## Task goal:
Copy, in full, each line of the material that holds the word "glyph".

## Recorded data:
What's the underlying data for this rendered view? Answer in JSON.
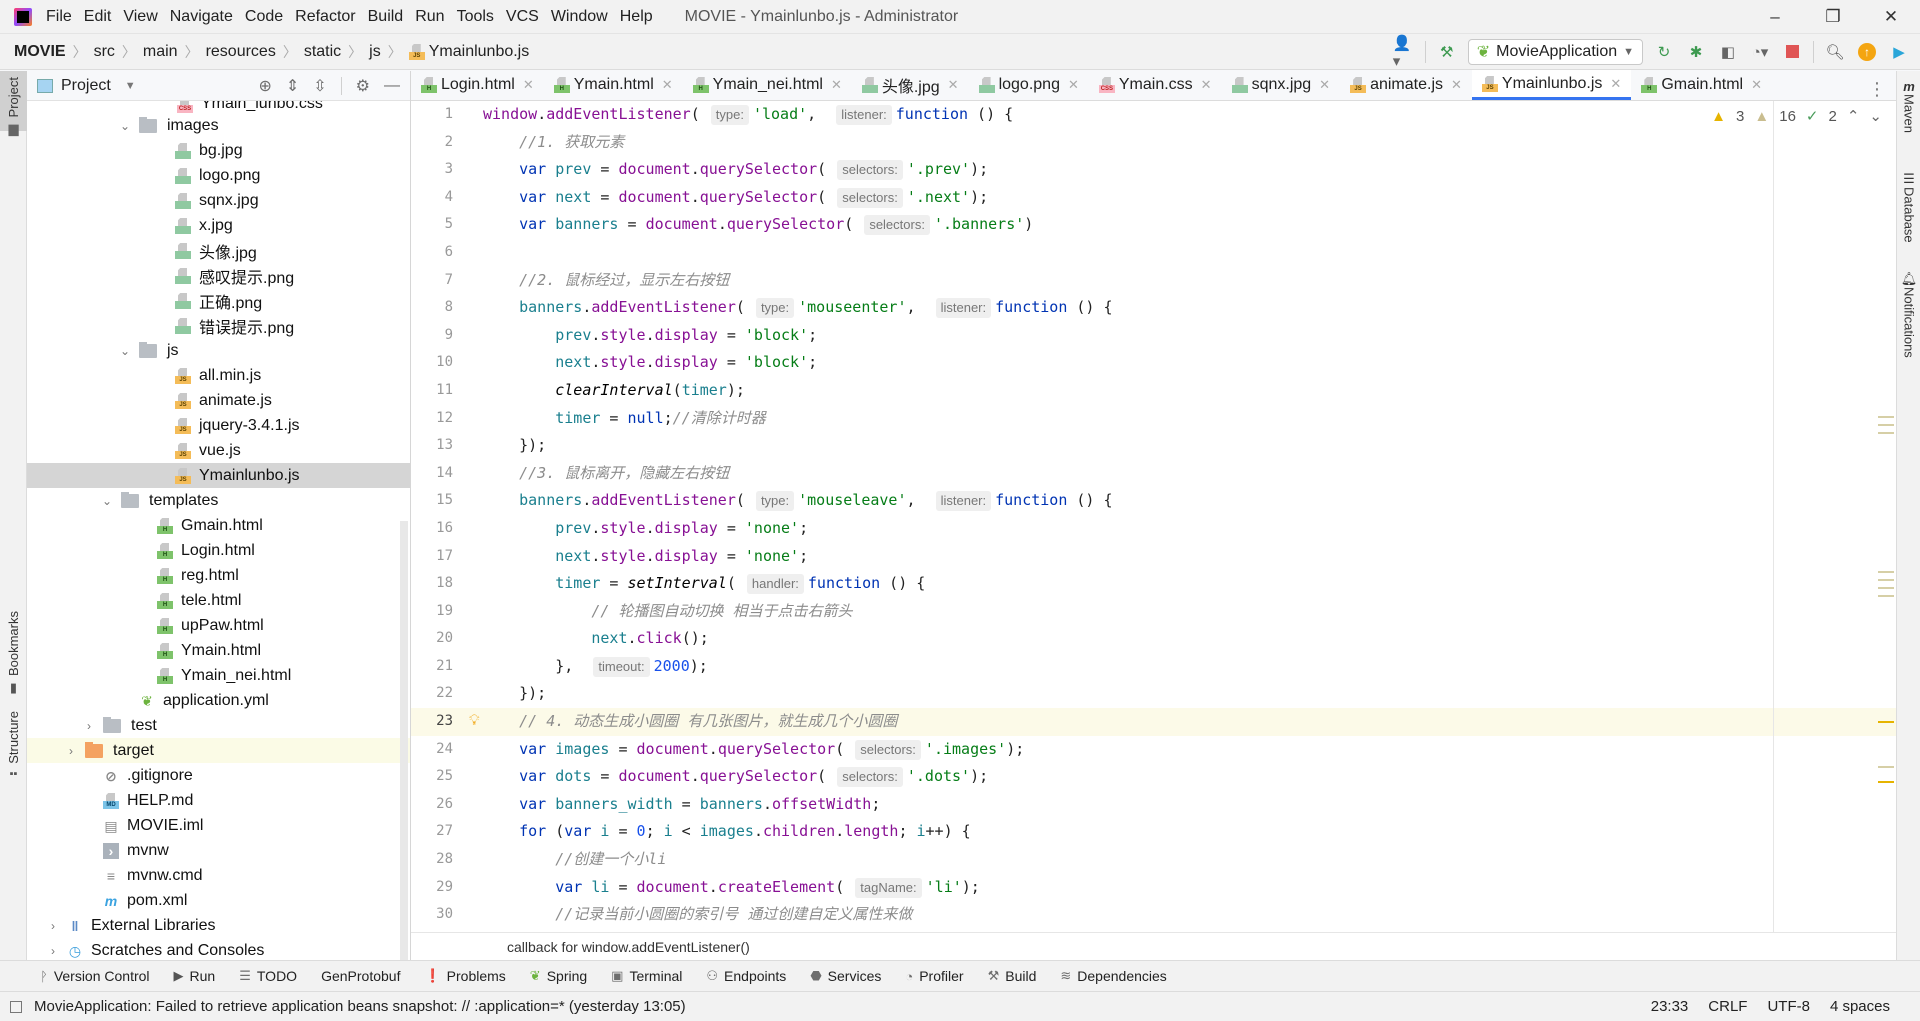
{
  "menu": {
    "items": [
      "File",
      "Edit",
      "View",
      "Navigate",
      "Code",
      "Refactor",
      "Build",
      "Run",
      "Tools",
      "VCS",
      "Window",
      "Help"
    ],
    "window_title": "MOVIE - Ymainlunbo.js - Administrator"
  },
  "window_controls": {
    "minimize": "–",
    "restore": "❐",
    "close": "✕"
  },
  "breadcrumb": {
    "items": [
      "MOVIE",
      "src",
      "main",
      "resources",
      "static",
      "js",
      "Ymainlunbo.js"
    ]
  },
  "toolbar": {
    "run_config": "MovieApplication"
  },
  "project_panel": {
    "title": "Project",
    "tree": [
      {
        "label": "Ymain_lunbo.css",
        "icon": "css",
        "depth": 7,
        "partial": true
      },
      {
        "label": "images",
        "icon": "folder",
        "depth": 5,
        "expanded": true
      },
      {
        "label": "bg.jpg",
        "icon": "img",
        "depth": 7
      },
      {
        "label": "logo.png",
        "icon": "img",
        "depth": 7
      },
      {
        "label": "sqnx.jpg",
        "icon": "img",
        "depth": 7
      },
      {
        "label": "x.jpg",
        "icon": "img",
        "depth": 7
      },
      {
        "label": "头像.jpg",
        "icon": "img",
        "depth": 7
      },
      {
        "label": "感叹提示.png",
        "icon": "img",
        "depth": 7
      },
      {
        "label": "正确.png",
        "icon": "img",
        "depth": 7
      },
      {
        "label": "错误提示.png",
        "icon": "img",
        "depth": 7
      },
      {
        "label": "js",
        "icon": "folder",
        "depth": 5,
        "expanded": true
      },
      {
        "label": "all.min.js",
        "icon": "js",
        "depth": 7
      },
      {
        "label": "animate.js",
        "icon": "js",
        "depth": 7
      },
      {
        "label": "jquery-3.4.1.js",
        "icon": "js",
        "depth": 7
      },
      {
        "label": "vue.js",
        "icon": "js",
        "depth": 7
      },
      {
        "label": "Ymainlunbo.js",
        "icon": "js",
        "depth": 7,
        "selected": true
      },
      {
        "label": "templates",
        "icon": "folder",
        "depth": 4,
        "expanded": true
      },
      {
        "label": "Gmain.html",
        "icon": "h",
        "depth": 6
      },
      {
        "label": "Login.html",
        "icon": "h",
        "depth": 6
      },
      {
        "label": "reg.html",
        "icon": "h",
        "depth": 6
      },
      {
        "label": "tele.html",
        "icon": "h",
        "depth": 6
      },
      {
        "label": "upPaw.html",
        "icon": "h",
        "depth": 6
      },
      {
        "label": "Ymain.html",
        "icon": "h",
        "depth": 6
      },
      {
        "label": "Ymain_nei.html",
        "icon": "h",
        "depth": 6
      },
      {
        "label": "application.yml",
        "icon": "yml",
        "depth": 5
      },
      {
        "label": "test",
        "icon": "folder",
        "depth": 3,
        "expanded": false
      },
      {
        "label": "target",
        "icon": "folder-orange",
        "depth": 2,
        "expanded": false,
        "highlight": true
      },
      {
        "label": ".gitignore",
        "icon": "ignore",
        "depth": 3
      },
      {
        "label": "HELP.md",
        "icon": "md",
        "depth": 3
      },
      {
        "label": "MOVIE.iml",
        "icon": "iml",
        "depth": 3
      },
      {
        "label": "mvnw",
        "icon": "shell",
        "depth": 3
      },
      {
        "label": "mvnw.cmd",
        "icon": "text",
        "depth": 3
      },
      {
        "label": "pom.xml",
        "icon": "maven",
        "depth": 3
      },
      {
        "label": "External Libraries",
        "icon": "libs",
        "depth": 1,
        "expanded": false
      },
      {
        "label": "Scratches and Consoles",
        "icon": "scratch",
        "depth": 1,
        "expanded": false
      }
    ]
  },
  "left_strip": {
    "project": "Project",
    "bookmarks": "Bookmarks",
    "structure": "Structure"
  },
  "right_strip": {
    "maven": "Maven",
    "database": "Database",
    "notifications": "Notifications"
  },
  "tabs": [
    {
      "label": "Login.html",
      "icon": "h"
    },
    {
      "label": "Ymain.html",
      "icon": "h"
    },
    {
      "label": "Ymain_nei.html",
      "icon": "h"
    },
    {
      "label": "头像.jpg",
      "icon": "img"
    },
    {
      "label": "logo.png",
      "icon": "img"
    },
    {
      "label": "Ymain.css",
      "icon": "css"
    },
    {
      "label": "sqnx.jpg",
      "icon": "img"
    },
    {
      "label": "animate.js",
      "icon": "js"
    },
    {
      "label": "Ymainlunbo.js",
      "icon": "js",
      "active": true
    },
    {
      "label": "Gmain.html",
      "icon": "h"
    }
  ],
  "inspections": {
    "warnings": "3",
    "weak_warnings": "16",
    "typos": "2"
  },
  "code_lines": [
    "<span class=\"fn\">window</span>.<span class=\"fn\">addEventListener</span>( <span class=\"hint\">type:</span><span class=\"str\">'load'</span>,  <span class=\"hint\">listener:</span><span class=\"kw\">function</span> () {",
    "    <span class=\"cm\">//1. 获取元素</span>",
    "    <span class=\"kw\">var</span> <span class=\"var\">prev</span> = <span class=\"fn\">document</span>.<span class=\"fn\">querySelector</span>( <span class=\"hint\">selectors:</span><span class=\"str\">'.prev'</span>);",
    "    <span class=\"kw\">var</span> <span class=\"var\">next</span> = <span class=\"fn\">document</span>.<span class=\"fn\">querySelector</span>( <span class=\"hint\">selectors:</span><span class=\"str\">'.next'</span>);",
    "    <span class=\"kw\">var</span> <span class=\"var\">banners</span> = <span class=\"fn\">document</span>.<span class=\"fn\">querySelector</span>( <span class=\"hint\">selectors:</span><span class=\"str\">'.banners'</span>)",
    "",
    "    <span class=\"cm\">//2. 鼠标经过，显示左右按钮</span>",
    "    <span class=\"var\">banners</span>.<span class=\"fn\">addEventListener</span>( <span class=\"hint\">type:</span><span class=\"str\">'mouseenter'</span>,  <span class=\"hint\">listener:</span><span class=\"kw\">function</span> () {",
    "        <span class=\"var\">prev</span>.<span class=\"fn\">style</span>.<span class=\"fn\">display</span> = <span class=\"str\">'block'</span>;",
    "        <span class=\"var\">next</span>.<span class=\"fn\">style</span>.<span class=\"fn\">display</span> = <span class=\"str\">'block'</span>;",
    "        <span class=\"it\">clearInterval</span>(<span class=\"var\">timer</span>);",
    "        <span class=\"var\">timer</span> = <span class=\"kw\">null</span>;<span class=\"cm\">//清除计时器</span>",
    "    });",
    "    <span class=\"cm\">//3. 鼠标离开，隐藏左右按钮</span>",
    "    <span class=\"var\">banners</span>.<span class=\"fn\">addEventListener</span>( <span class=\"hint\">type:</span><span class=\"str\">'mouseleave'</span>,  <span class=\"hint\">listener:</span><span class=\"kw\">function</span> () {",
    "        <span class=\"var\">prev</span>.<span class=\"fn\">style</span>.<span class=\"fn\">display</span> = <span class=\"str\">'none'</span>;",
    "        <span class=\"var\">next</span>.<span class=\"fn\">style</span>.<span class=\"fn\">display</span> = <span class=\"str\">'none'</span>;",
    "        <span class=\"var\">timer</span> = <span class=\"it\">setInterval</span>( <span class=\"hint\">handler:</span><span class=\"kw\">function</span> () {",
    "            <span class=\"cm\">// 轮播图自动切换 相当于点击右箭头</span>",
    "            <span class=\"var\">next</span>.<span class=\"fn\">click</span>();",
    "        },  <span class=\"hint\">timeout:</span><span class=\"num\">2000</span>);",
    "    });",
    "    <span class=\"cm\">// 4. 动态生成小圆圈 有几张图片，就生成几个小圆圈</span>",
    "    <span class=\"kw\">var</span> <span class=\"var\">images</span> = <span class=\"fn\">document</span>.<span class=\"fn\">querySelector</span>( <span class=\"hint\">selectors:</span><span class=\"str\">'.images'</span>);",
    "    <span class=\"kw\">var</span> <span class=\"var\">dots</span> = <span class=\"fn\">document</span>.<span class=\"fn\">querySelector</span>( <span class=\"hint\">selectors:</span><span class=\"str\">'.dots'</span>);",
    "    <span class=\"kw\">var</span> <span class=\"var\">banners_width</span> = <span class=\"var\">banners</span>.<span class=\"fn\">offsetWidth</span>;",
    "    <span class=\"kw\">for</span> (<span class=\"kw\">var</span> <span class=\"var\">i</span> = <span class=\"num\">0</span>; <span class=\"var\">i</span> &lt; <span class=\"var\">images</span>.<span class=\"fn\">children</span>.<span class=\"fn\">length</span>; <span class=\"var\">i</span>++) {",
    "        <span class=\"cm\">//创建一个小li</span>",
    "        <span class=\"kw\">var</span> <span class=\"var\">li</span> = <span class=\"fn\">document</span>.<span class=\"fn\">createElement</span>( <span class=\"hint\">tagName:</span><span class=\"str\">'li'</span>);",
    "        <span class=\"cm\">//记录当前小圆圈的索引号 通过创建自定义属性来做</span>"
  ],
  "current_line": 23,
  "editor_breadcrumb": "callback for window.addEventListener()",
  "tool_windows": [
    {
      "label": "Version Control",
      "icon": "vcs-icon",
      "glyph": "ᚹ"
    },
    {
      "label": "Run",
      "icon": "run-icon",
      "glyph": "▶"
    },
    {
      "label": "TODO",
      "icon": "todo-icon",
      "glyph": "☰"
    },
    {
      "label": "GenProtobuf",
      "icon": "",
      "glyph": ""
    },
    {
      "label": "Problems",
      "icon": "problems-icon",
      "glyph": "❗"
    },
    {
      "label": "Spring",
      "icon": "spring-icon",
      "glyph": "❦"
    },
    {
      "label": "Terminal",
      "icon": "terminal-icon",
      "glyph": "▣"
    },
    {
      "label": "Endpoints",
      "icon": "endpoints-icon",
      "glyph": "⚇"
    },
    {
      "label": "Services",
      "icon": "services-icon",
      "glyph": "⬣"
    },
    {
      "label": "Profiler",
      "icon": "profiler-icon",
      "glyph": "◔"
    },
    {
      "label": "Build",
      "icon": "build-icon",
      "glyph": "⚒"
    },
    {
      "label": "Dependencies",
      "icon": "dependencies-icon",
      "glyph": "≋"
    }
  ],
  "status": {
    "message": "MovieApplication: Failed to retrieve application beans snapshot: // :application=* (yesterday 13:05)",
    "position": "23:33",
    "line_sep": "CRLF",
    "encoding": "UTF-8",
    "indent": "4 spaces"
  }
}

## Answer space:
      "glyph": "ᚹ"
      "glyph": "▶"
      "glyph": "☰"
      "glyph": ""
      "glyph": "❗"
      "glyph": "❦"
      "glyph": "▣"
      "glyph": "⚇"
      "glyph": "⬣"
      "glyph": "◔"
      "glyph": "⚒"
      "glyph": "≋"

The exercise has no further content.